I can never understand the "thinking" behind these single drug test protocols? A single drug by itself is almost never an effective solution. If you go see your doctor and are diagnosed with a heart problem, or kidney problem, or liver problem; do you think you are going to get a prescription for one single drug? You will get a prescription for probably at least 4 or 5 drugs that need to be taken together. Rendesivir (or HCQ, or Ivermectin) have all shown to be able to be part of an effective treatment protocol. But, in order to work effectively they need to be combined with azithromycin, a blood thinner, and high doses of C, D, and zinc; and the treatment needs to be started early, like within the first week of a positive test. If delayed until the patient is already in the hospital and seriously sick and needing oxygen, the results are much less positive. If started early, the results are almost 100% effective at preventing the need for hospitalization.
I recall reading an article about Israeli scientists working on a treatment using a 3 drug cocktail showing 100% effective against all variants of covid. Must be having a senior moment - can't find the story now.....I think it was on WIONnews.
Not read about that, but (from https://www.israel21c.org/has-israel-just-found-the-cure-for-covid/): Not sure of the reliability of the source and this was published 5 months ago)
EXO-CD24, an experimental inhaled medication developed at Tel Aviv Sourasky Medical Center, cured all 30 moderate-to-severe cases in a Phase I clinical trial. Developed over the past six months at the hospital, EXOCD24 stops the “cytokine storm” – where the immune system goes out of control and starts attacking healthy cells – that occurs in the lungs of 5-7% of Covid-19 patients. “To date, the preparation has been tried with great success on 30 severe patients, in 29 of whom the medical condition improved within two to three days and most of them were discharged home within three to five days. The 30th patient also recovered but after a longer time,” the hospital reports.
........... “The preparation is given by inhalation, once a day, for only a few minutes, for five days,” Shapira said.
She said the experimental treatment has two unique characteristics. The first is that it inhibits the over-secretion of cytokines. The second is that it is delivered directly to the lungs and therefore has no systemic side effects that injected or oral drugs can cause.

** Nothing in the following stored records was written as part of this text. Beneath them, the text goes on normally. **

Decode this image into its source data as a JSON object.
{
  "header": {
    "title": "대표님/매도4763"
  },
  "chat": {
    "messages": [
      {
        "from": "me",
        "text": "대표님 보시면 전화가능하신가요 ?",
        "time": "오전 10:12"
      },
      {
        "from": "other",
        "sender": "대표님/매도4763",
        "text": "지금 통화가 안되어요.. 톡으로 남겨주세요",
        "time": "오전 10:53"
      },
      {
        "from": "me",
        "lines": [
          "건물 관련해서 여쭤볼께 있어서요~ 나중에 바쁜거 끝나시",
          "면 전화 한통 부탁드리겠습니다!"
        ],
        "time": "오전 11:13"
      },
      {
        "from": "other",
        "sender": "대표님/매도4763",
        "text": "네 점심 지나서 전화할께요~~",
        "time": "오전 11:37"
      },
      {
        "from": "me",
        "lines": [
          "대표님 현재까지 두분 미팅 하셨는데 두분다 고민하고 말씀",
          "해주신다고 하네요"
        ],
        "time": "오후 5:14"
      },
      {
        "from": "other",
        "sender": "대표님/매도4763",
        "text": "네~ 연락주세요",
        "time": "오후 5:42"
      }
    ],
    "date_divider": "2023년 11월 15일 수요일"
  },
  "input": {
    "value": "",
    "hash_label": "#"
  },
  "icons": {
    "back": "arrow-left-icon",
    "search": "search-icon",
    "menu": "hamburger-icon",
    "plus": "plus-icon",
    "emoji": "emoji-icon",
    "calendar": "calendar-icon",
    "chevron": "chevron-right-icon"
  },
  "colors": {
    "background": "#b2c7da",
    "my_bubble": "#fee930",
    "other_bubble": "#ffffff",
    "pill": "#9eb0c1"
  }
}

.......... Arber added that this advanced preparation “can be produced quickly and efficiently and at a very low cost in every pharmaceutical facility in the country, and in a short time globally.”

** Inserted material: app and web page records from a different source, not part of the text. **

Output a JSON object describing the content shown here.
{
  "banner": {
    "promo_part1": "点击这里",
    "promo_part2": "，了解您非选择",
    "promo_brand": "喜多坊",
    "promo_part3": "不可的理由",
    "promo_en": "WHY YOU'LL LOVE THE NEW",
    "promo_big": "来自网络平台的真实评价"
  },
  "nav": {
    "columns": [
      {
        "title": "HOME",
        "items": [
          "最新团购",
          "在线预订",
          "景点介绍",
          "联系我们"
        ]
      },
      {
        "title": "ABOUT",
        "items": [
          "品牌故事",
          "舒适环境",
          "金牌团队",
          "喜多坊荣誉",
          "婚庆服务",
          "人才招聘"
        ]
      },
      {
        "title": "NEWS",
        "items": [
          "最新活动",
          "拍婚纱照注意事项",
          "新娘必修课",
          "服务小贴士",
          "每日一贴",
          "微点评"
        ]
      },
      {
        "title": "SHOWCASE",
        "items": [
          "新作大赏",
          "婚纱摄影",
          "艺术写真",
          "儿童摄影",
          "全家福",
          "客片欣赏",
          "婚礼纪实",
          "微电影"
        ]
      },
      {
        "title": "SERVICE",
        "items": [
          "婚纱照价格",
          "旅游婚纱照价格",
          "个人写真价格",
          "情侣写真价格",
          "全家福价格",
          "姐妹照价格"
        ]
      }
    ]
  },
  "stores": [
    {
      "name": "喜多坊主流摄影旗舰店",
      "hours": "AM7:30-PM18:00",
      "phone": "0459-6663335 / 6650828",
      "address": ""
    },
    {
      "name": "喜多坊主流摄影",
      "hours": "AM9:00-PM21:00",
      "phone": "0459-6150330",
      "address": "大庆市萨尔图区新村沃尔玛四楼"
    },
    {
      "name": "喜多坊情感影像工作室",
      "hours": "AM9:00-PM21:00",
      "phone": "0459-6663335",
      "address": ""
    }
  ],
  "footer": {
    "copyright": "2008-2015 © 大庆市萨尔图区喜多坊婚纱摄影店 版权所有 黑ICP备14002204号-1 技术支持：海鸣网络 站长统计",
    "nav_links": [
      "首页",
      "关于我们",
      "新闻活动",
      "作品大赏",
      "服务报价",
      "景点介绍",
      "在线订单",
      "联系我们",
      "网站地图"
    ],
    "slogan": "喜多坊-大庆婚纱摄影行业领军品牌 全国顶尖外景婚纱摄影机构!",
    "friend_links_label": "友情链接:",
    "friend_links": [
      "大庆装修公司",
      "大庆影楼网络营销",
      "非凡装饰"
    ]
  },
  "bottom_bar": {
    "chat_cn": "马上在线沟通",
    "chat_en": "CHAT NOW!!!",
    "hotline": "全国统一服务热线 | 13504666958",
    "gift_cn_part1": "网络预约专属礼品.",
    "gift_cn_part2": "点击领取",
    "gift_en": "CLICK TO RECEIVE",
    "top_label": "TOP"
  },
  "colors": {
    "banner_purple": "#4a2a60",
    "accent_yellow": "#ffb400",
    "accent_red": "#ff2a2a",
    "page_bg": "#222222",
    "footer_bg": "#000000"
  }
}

Prof. Ronni Gamzu, CEO of the medical center, said, “Prof. Arber’s results for first-phase research were excellent and gave us all confidence in the method he has been researching [here] for many years. I personally assisted him in further obtaining the approvals from the Ministry of Health for further research.”
Meanwhile, Enlivex Therapeutics last week reported positive results from a multi-center Phase II clinical trial of its experimental Covid-19 immunotherapy drug Allocetra in severe and critical Covid-19 patients. Nine severe and seven critical Covid-19 patients were treated with Allocetra in the Phase II clinical trial. Fourteen of them recovered and were discharged from the hospital after an average of 5.3 days. Altogether, 19 out of 21 Phase II and Phase Ib Allocetra trial patients recovered and were discharged from the hospital after an average of 5.6 days. Most of the patients in both studies had pre-existing risk factors such as male gender, obesity and hypertension.

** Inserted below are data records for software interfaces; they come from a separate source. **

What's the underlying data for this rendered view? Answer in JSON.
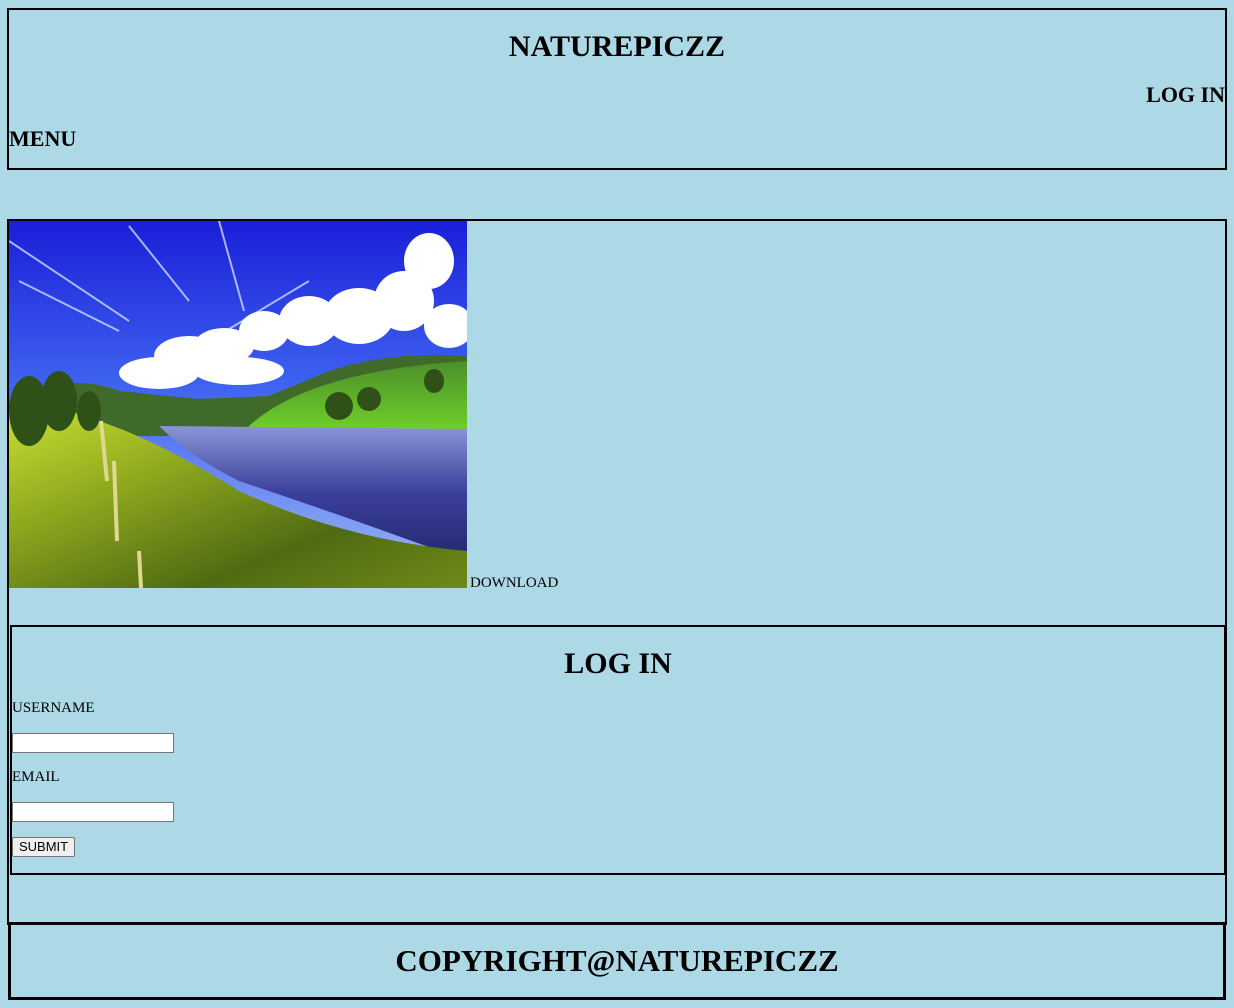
{
  "header": {
    "site_title": "NATUREPICZZ",
    "login_link": "LOG IN",
    "menu_link": "MENU"
  },
  "gallery": {
    "image_name": "landscape-photo",
    "download_link": "DOWNLOAD"
  },
  "login_form": {
    "heading": "LOG IN",
    "username_label": "USERNAME",
    "username_value": "",
    "email_label": "EMAIL",
    "email_value": "",
    "submit_label": "SUBMIT"
  },
  "footer": {
    "copyright": "COPYRIGHT@NATUREPICZZ"
  },
  "colors": {
    "page_background": "#add8e6",
    "border": "#000000"
  }
}
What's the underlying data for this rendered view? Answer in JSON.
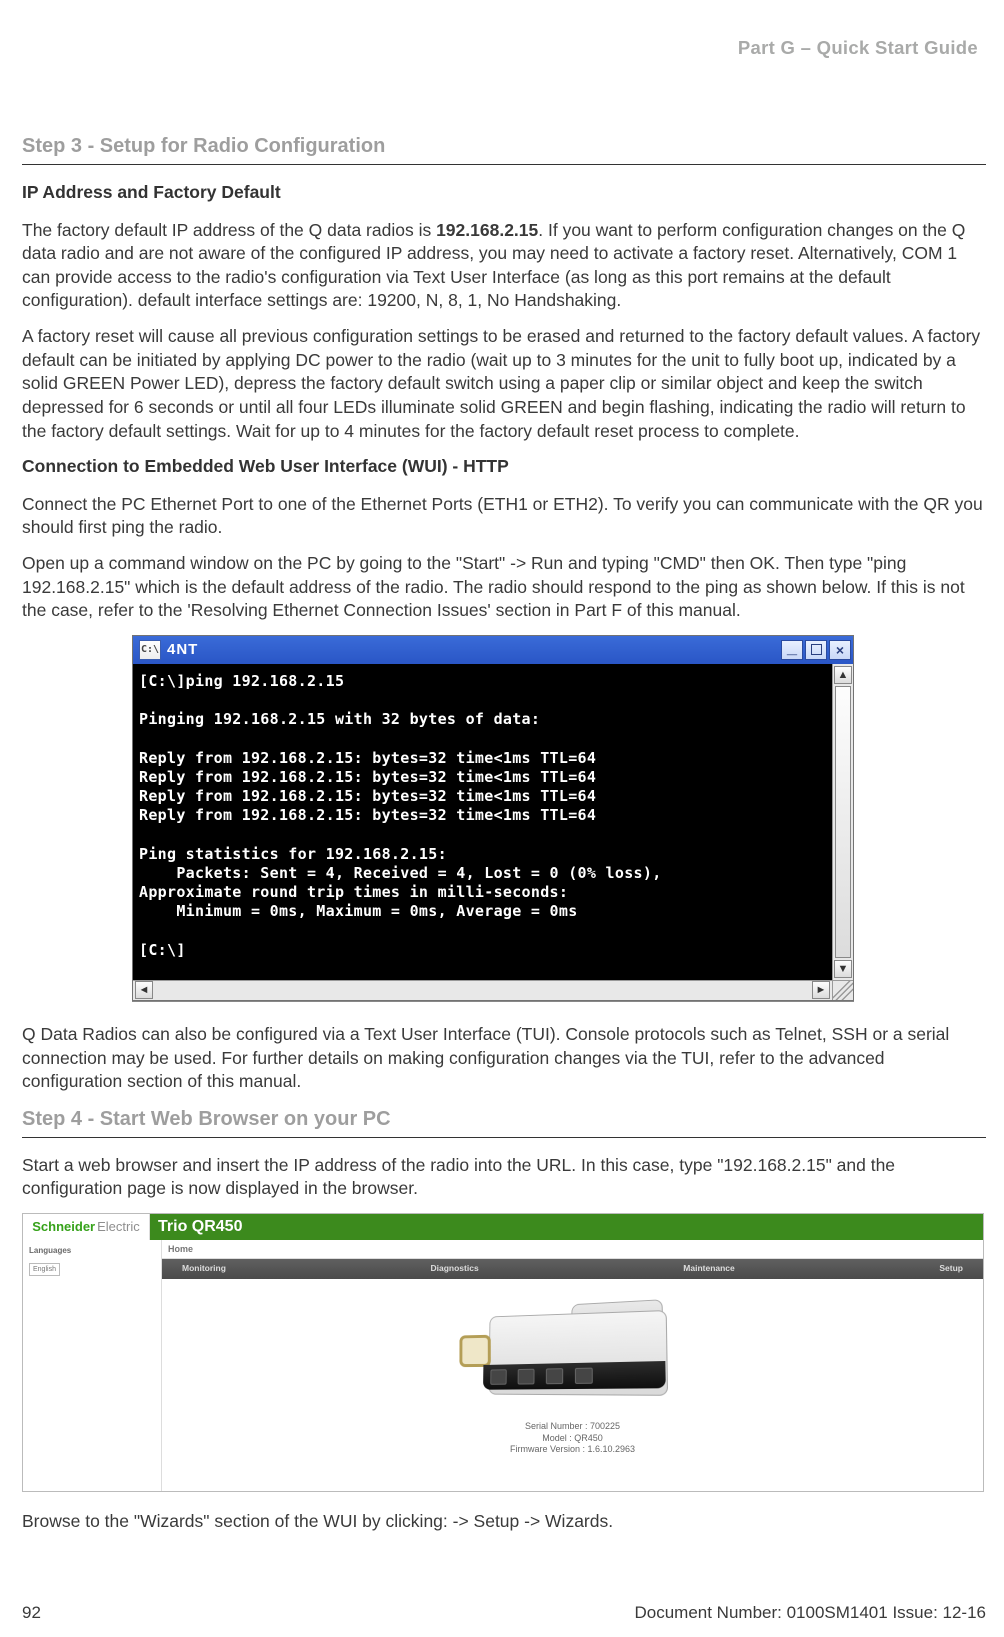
{
  "header": {
    "partLabel": "Part G – Quick Start Guide"
  },
  "step3": {
    "heading": "Step 3 - Setup for Radio Configuration",
    "sub1": "IP Address and Factory Default",
    "para1a": "The factory default IP address of the Q data radios is ",
    "ip": "192.168.2.15",
    "para1b": ". If you want to perform configuration changes on the Q data radio and are not aware of the configured IP address, you may need to activate a factory reset. Alternatively, COM 1 can provide access to the radio's configuration via Text User Interface (as long as this port remains at the default configuration). default interface settings are: 19200, N, 8, 1, No Handshaking.",
    "para2": "A factory reset will cause all previous configuration settings to be erased and returned to the factory default values. A factory default can be initiated by applying DC power to the radio (wait up to 3 minutes for the unit to fully boot up, indicated by a solid GREEN Power LED), depress the factory default switch using a paper clip or similar object and keep the switch depressed for 6 seconds or until all four LEDs illuminate solid GREEN and begin flashing, indicating the radio will return to the factory default settings. Wait for up to 4 minutes for the factory default reset process to complete.",
    "sub2": "Connection to Embedded Web User Interface (WUI) - HTTP",
    "para3": "Connect the PC Ethernet Port to one of the Ethernet Ports (ETH1 or ETH2). To verify you can communicate with the QR you should first ping the radio.",
    "para4": "Open up a command window on the PC by going to the \"Start\" -> Run and typing \"CMD\" then OK. Then type \"ping 192.168.2.15\" which is the default address of the radio. The radio should respond to the ping as shown below. If this is not the case, refer to the 'Resolving Ethernet Connection Issues' section in Part F of this manual.",
    "para5": "Q Data Radios can also be configured via a Text User Interface (TUI). Console protocols such as Telnet, SSH or a serial connection may be used. For further details on making configuration changes via the TUI, refer to the advanced configuration section of this manual."
  },
  "terminal": {
    "title": "4NT",
    "body": "[C:\\]ping 192.168.2.15\n\nPinging 192.168.2.15 with 32 bytes of data:\n\nReply from 192.168.2.15: bytes=32 time<1ms TTL=64\nReply from 192.168.2.15: bytes=32 time<1ms TTL=64\nReply from 192.168.2.15: bytes=32 time<1ms TTL=64\nReply from 192.168.2.15: bytes=32 time<1ms TTL=64\n\nPing statistics for 192.168.2.15:\n    Packets: Sent = 4, Received = 4, Lost = 0 (0% loss),\nApproximate round trip times in milli-seconds:\n    Minimum = 0ms, Maximum = 0ms, Average = 0ms\n\n[C:\\]",
    "btnMin": "_",
    "btnClose": "×"
  },
  "step4": {
    "heading": "Step 4 - Start Web Browser on your PC",
    "para1": "Start a web browser and insert the IP address of the radio into the URL. In this case, type \"192.168.2.15\" and the configuration page is now displayed in the browser.",
    "para2": "Browse to the \"Wizards\" section of the WUI by clicking: -> Setup -> Wizards."
  },
  "browser": {
    "brand1": "Schneider",
    "brand2": "Electric",
    "title": "Trio QR450",
    "home": "Home",
    "menu": [
      "Monitoring",
      "Diagnostics",
      "Maintenance",
      "Setup"
    ],
    "sideLang": "Languages",
    "langSel": "English",
    "devSerial": "Serial Number : 700225",
    "devModel": "Model : QR450",
    "devFw": "Firmware Version : 1.6.10.2963"
  },
  "footer": {
    "page": "92",
    "doc": "Document Number: 0100SM1401   Issue: 12-16"
  }
}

“The results we have seen from the 12 Covid-19 patients treated to date with Allocetra are exciting,” said Prof. Vernon van Heerden, head of the General Intensive Care Unit at Hadassah and the lead investigator of both clinical trials. “The Phase II patients who have been discharged from the hospital are currently healthy. We believe that these compelling results have demonstrated the safety and efficacy of Allocetra in these complicated patients, highlighting the potential of Enlivex’s product candidate to benefit severe and critical Covid-19 patients as well as others suffering from cytokine storms and organ dysfunctions across various clinical indications.”
Mevorach said Allocetra “may have utility as a safe and efficacious treatment … regardless of the specific coronavirus mutation that afflicted the patients, and across different life-threatening, high mortality clinical indications with high unmet medical needs.”